Replace or clean spark plugs as necessary
Check plug wires for wear
Check prop for nicks and bends
Change/fill lower unit gear lube
Inspect fuel lines, primer bulb and tank for leaks
Lubricate and spray moveable parts per manufacturers instructions
Check for current registration
Check rollers and pads
Look for broken springs
Check and lubricate wheel bearings
Clean and lubricate winch
Lubricate tongue jack and wheel
Test lights and electrical connections
Check tire pressure and condition. Tires with excessive dry cracks should be replaced
Check brakes (if equipped)
Check safety chains
Check tongue lock
If you are new to trailering, spend a little time in an open lot learning how to maneuver.
Check general condition
Look for wear and chafing
Check battens and batten pockets
Check all sail attachments
Inspect bolt rope
Mast and Rigging:
Check mast and spreaders for corrosion or damage
Inspect spreader boots and shrouds Inspect rivets and screw connections for corrosion
Check reefing points and reefing gear
Clean sail track
Check rigging, turnbuckles and clevis pins for wear and corrosion
Inspect stays for fraying and "fish hooks"
Check forestay and backstay connections
Check masthead fitting and pulleys
Check and lubricate roller furling
Check halyards and consider replacing or swapping end for end
Wednesday Night...Cloudy with a chance of showers and thunderstorms. Breezy with lows in the mid 50s. South winds 15 to 25 mph with gusts up to 40 mph. Chance of rain 40 percent.
Thursday...Cloudy with showers and thunderstorms likely in the morning...then partly sunny with a chance of showers and thunderstorms in the afternoon. Breezy with highs in the lower 70s. South winds 15 to 25 mph with gusts up to 40 mph...becoming southwest in the afternoon. Chance of rain 70 percent.
Thursday Night...Mostly clear. Lows in the upper 40s. West winds 10 to 15 mph.
Friday...Mostly sunny in the morning...then becoming partly cloudy. Highs in the upper 60s.
Friday Night...Mostly cloudy. Lows around 50.
Saturday...Mostly cloudy with a chance of showers and thunderstorms. Highs in the upper 60s. Temperature falling into the lower 60s in the afternoon. Chance of rain 50 percent.
Saturday Night...Mostly cloudy with a chance of showers and thunderstorms. Lows in the upper 40s. Chance of rain 50 percent.
Sunday...Partly sunny. A chance of showers in the morning. Highs around 60. Chance of rain 30 percent.
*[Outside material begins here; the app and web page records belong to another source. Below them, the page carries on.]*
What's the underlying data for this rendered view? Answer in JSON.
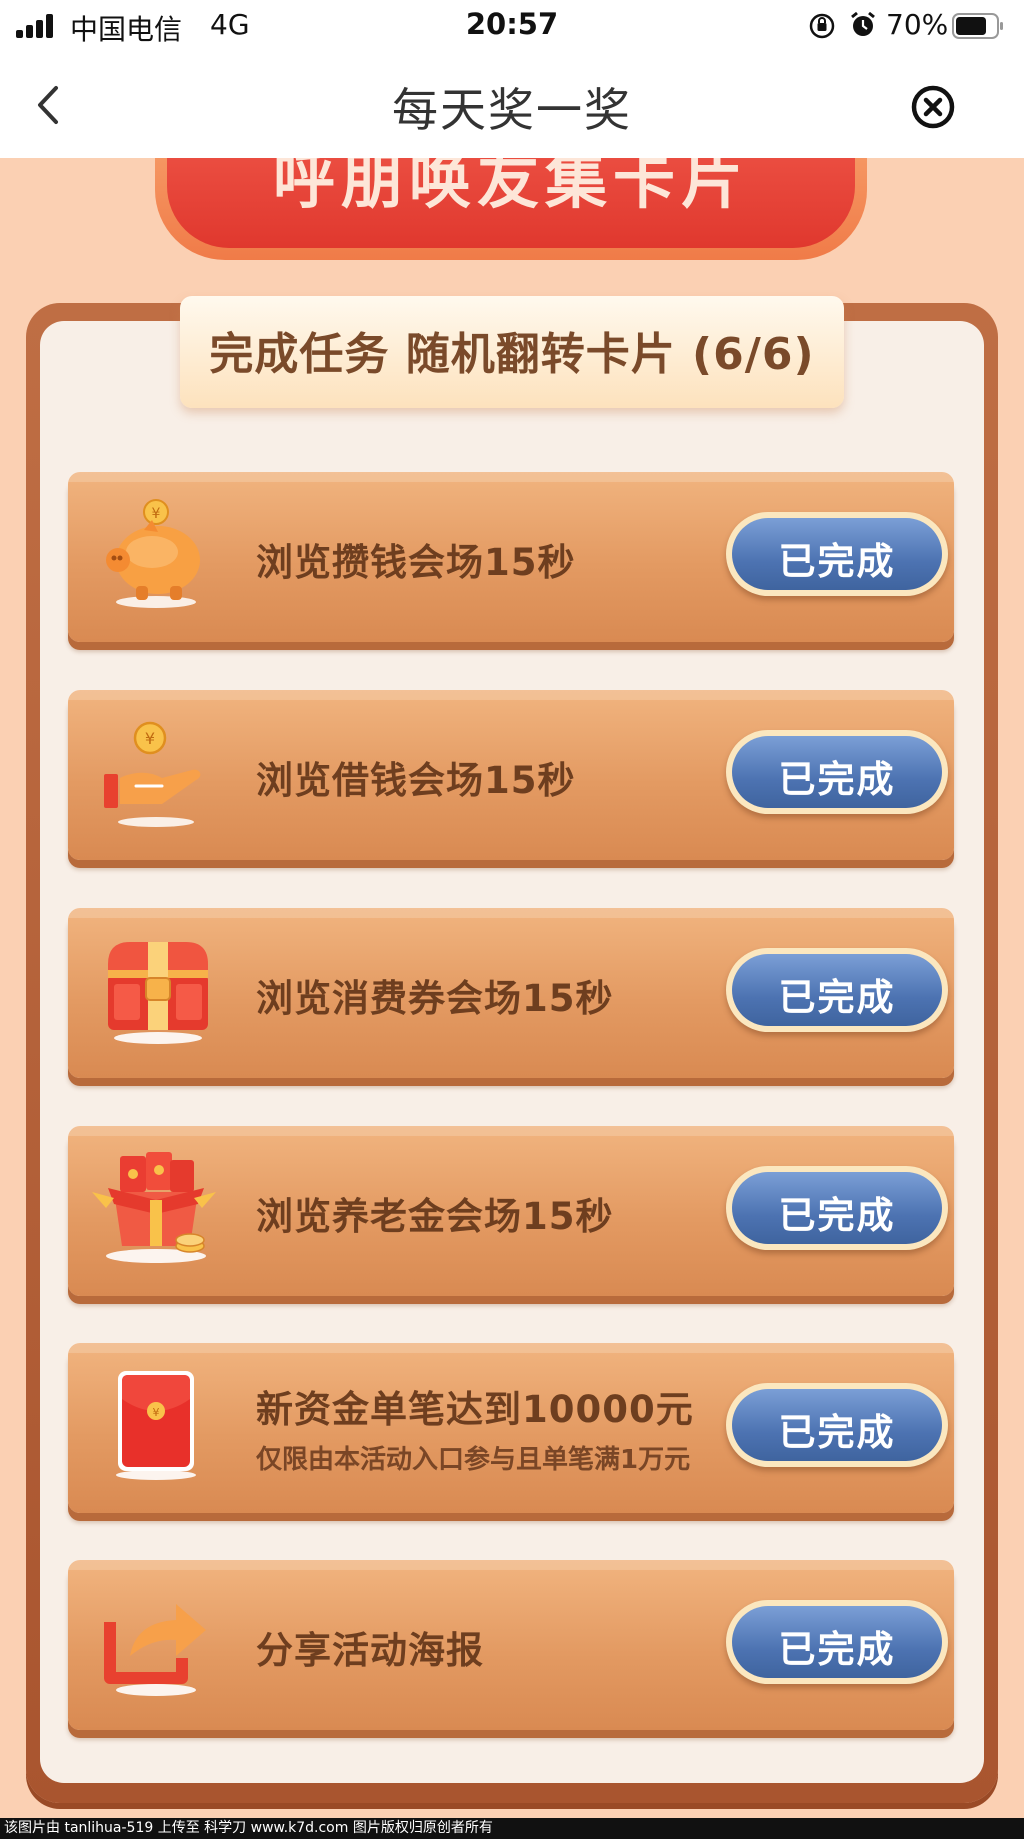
{
  "status_bar": {
    "carrier": "中国电信",
    "network": "4G",
    "time": "20:57",
    "battery": "70%"
  },
  "nav": {
    "title": "每天奖一奖"
  },
  "banner": {
    "text": "呼朋唤友集卡片"
  },
  "panel": {
    "title": "完成任务 随机翻转卡片 (6/6)"
  },
  "tasks": [
    {
      "icon": "piggy-bank-icon",
      "label": "浏览攒钱会场15秒",
      "sub": "",
      "button": "已完成"
    },
    {
      "icon": "hand-coin-icon",
      "label": "浏览借钱会场15秒",
      "sub": "",
      "button": "已完成"
    },
    {
      "icon": "treasure-chest-icon",
      "label": "浏览消费券会场15秒",
      "sub": "",
      "button": "已完成"
    },
    {
      "icon": "gift-box-icon",
      "label": "浏览养老金会场15秒",
      "sub": "",
      "button": "已完成"
    },
    {
      "icon": "red-envelope-icon",
      "label": "新资金单笔达到10000元",
      "sub": "仅限由本活动入口参与且单笔满1万元",
      "button": "已完成"
    },
    {
      "icon": "share-icon",
      "label": "分享活动海报",
      "sub": "",
      "button": "已完成"
    }
  ],
  "footer": {
    "text": "该图片由 tanlihua-519 上传至 科学刀 www.k7d.com 图片版权归原创者所有"
  },
  "colors": {
    "page_bg": "#fbd0b3",
    "panel_frame": "#b5613a",
    "button_blue": "#4d73b2",
    "label_brown": "#6e3e1f"
  }
}
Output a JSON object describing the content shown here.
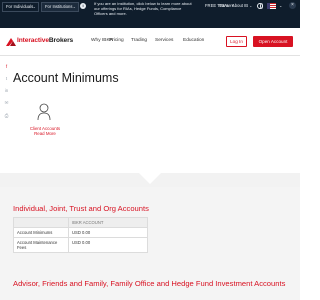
{
  "topbar": {
    "segment_individuals": "For Individuals",
    "segment_institutions": "For Institutions",
    "announcement": "If you are an institution, click below to learn more about our offerings for RIAs, Hedge Funds, Compliance Officers and more.",
    "free_trial": "FREE TRIAL",
    "careers": "Careers",
    "about_ib": "About IB",
    "close": "×",
    "chevron": "⌄"
  },
  "nav": {
    "logo_part1": "Interactive",
    "logo_part2": "Brokers",
    "items": [
      "Why IBKR",
      "Pricing",
      "Trading",
      "Services",
      "Education"
    ],
    "login": "Log In",
    "open_account": "Open Account"
  },
  "hero": {
    "title": "Account Minimums",
    "client_link": "Client Accounts Read More",
    "share_icons": [
      "facebook-icon",
      "twitter-icon",
      "linkedin-icon",
      "email-icon",
      "print-icon"
    ]
  },
  "sections": [
    {
      "title": "Individual, Joint, Trust and Org Accounts",
      "table": {
        "headers": [
          "",
          "IBKR ACCOUNT"
        ],
        "rows": [
          [
            "Account Minimums",
            "USD 0.00"
          ],
          [
            "Account Maintenance Fees",
            "USD 0.00"
          ]
        ]
      }
    },
    {
      "title": "Advisor, Friends and Family, Family Office and Hedge Fund Investment Accounts"
    }
  ],
  "colors": {
    "brand_red": "#d81222",
    "topbar_bg": "#0f1d2c"
  }
}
Sunday Night...Mostly cloudy. Lows in the mid 40s.
Monday...Partly cloudy. Highs in the lower 60s.
Monday Night...Partly cloudy. Lows in the mid 40s.
Tuesday...Partly cloudy. Highs in the mid 60s.